Jennifer Lawrence plays mother, a devoted wife rebuilding her husband’s house after it burned down. But her husband (Javier Bardem), known only as Him, doesn’t seem to appreciate her efforts, displacing his frustration with his work onto her. A random man (Ed Harris) shows up, and Him is way more interested in welcoming this guest than spending time with his wife. So she’s a little miffed. The plot unfolds, and mother’s annoyance turns into anger, which turns into something considerably more—growing as exponentially as the incoming guests, who have little consideration for her “paradise” of a house.
The film is shot entirely in tight, point-of-view, and over the shoulder shots, and largely centers around mother, so we can’t help but to identify with her.

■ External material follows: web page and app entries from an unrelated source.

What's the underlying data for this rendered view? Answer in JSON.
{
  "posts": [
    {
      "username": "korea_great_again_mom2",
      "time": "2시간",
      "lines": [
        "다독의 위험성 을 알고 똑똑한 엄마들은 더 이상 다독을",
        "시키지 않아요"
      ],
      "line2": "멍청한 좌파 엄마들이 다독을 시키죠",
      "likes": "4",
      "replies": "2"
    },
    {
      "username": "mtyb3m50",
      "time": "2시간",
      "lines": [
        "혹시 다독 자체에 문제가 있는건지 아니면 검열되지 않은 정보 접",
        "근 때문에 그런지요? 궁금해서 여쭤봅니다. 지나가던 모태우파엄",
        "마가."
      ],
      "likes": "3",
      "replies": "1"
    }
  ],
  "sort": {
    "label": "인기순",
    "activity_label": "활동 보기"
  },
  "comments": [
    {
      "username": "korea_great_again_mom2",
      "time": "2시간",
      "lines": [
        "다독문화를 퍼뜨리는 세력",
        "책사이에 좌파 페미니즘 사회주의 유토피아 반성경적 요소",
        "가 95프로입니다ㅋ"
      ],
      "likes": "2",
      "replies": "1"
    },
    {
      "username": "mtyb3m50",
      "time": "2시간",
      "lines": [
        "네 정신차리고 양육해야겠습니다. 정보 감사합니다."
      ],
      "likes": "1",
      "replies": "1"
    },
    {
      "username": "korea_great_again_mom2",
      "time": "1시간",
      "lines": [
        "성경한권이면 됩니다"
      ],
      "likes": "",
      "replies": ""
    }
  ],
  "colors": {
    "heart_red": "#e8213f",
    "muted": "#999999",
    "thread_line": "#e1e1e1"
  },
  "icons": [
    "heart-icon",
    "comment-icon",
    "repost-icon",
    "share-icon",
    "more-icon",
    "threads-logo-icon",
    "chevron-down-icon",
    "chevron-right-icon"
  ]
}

We feel her emotion just as strongly. (It also has the effect of making you entirely uncomfortable after watching mostly close-ups for two hours. But, really, that’s just one thing on a long list of reasons why this movie will make you uncomfortable.)
I didn’t catch all of the subtext of mother! while first watching, but after some reflection (and, okay, some reading online), it was as clear as the crystal sitting in Him’s office.
Here’s your obligatory spoiler warning.
mother! is a retelling of the bible, from creation in the Torah, through the New Testament, all the way to present day. mother is Mother Earth, the embodied spirit of the actual earth, the house. Him is God. man is Adam, woman (Michelle Pfeiffer) is Eve (and maybe part snake). After you get that, it’s not too hard to piece everything together. When man is throwing up in the toilet, with a bad scar under his shoulder? That’s when God takes Adam’s rib to create Eve. When man and woman destroy Him’s precious crystal? That was Adam and Eve eating the fruit from the Tree of Knowledge. When the funeral guests destroy the sink and waterlog the house? That’s the great flood. And the realizations goes on and on and on, to the creation of the New Testament, the birth and death of Jesus, and Christianity’s followers eating the body and blood of Christ. Literally. All of these moments that at the time feel like, what the hell? later make total sense. “Later” just might be, you know, a couple days later.
With this movie, this allegory, Aronofsky comments on humanity’s destructive nature. We’ve misappropriated the teachings of God, believing we have ownership of his words as well as all of his other creations. So, in addition to organized religion, the film is also largely about the environment. Aronofsky was inspired to write the film by the events of Hurricane Katrina and Hurricane Sandy, so it’s just horribly coincidental and timely that it was released in the aftermath of Harvey and Irma.
Aronofsky has made films with similar messages before, but this one really has no happy ending. After watching, I canceled my plans, needing to be alone for a couple hours. But still—you should see this movie. Ignore the fact that it got a record F CinemaScore rating, and its opening weekend returns were dismal. It’s genius. And anyway, Aronofsky is sorry. He might have some strong feelings about religion, but he is Jewish, and the High Holidays are coming up. I’ll find a way to forgive him.
Sophie Aroesty is an editorial intern at Tablet.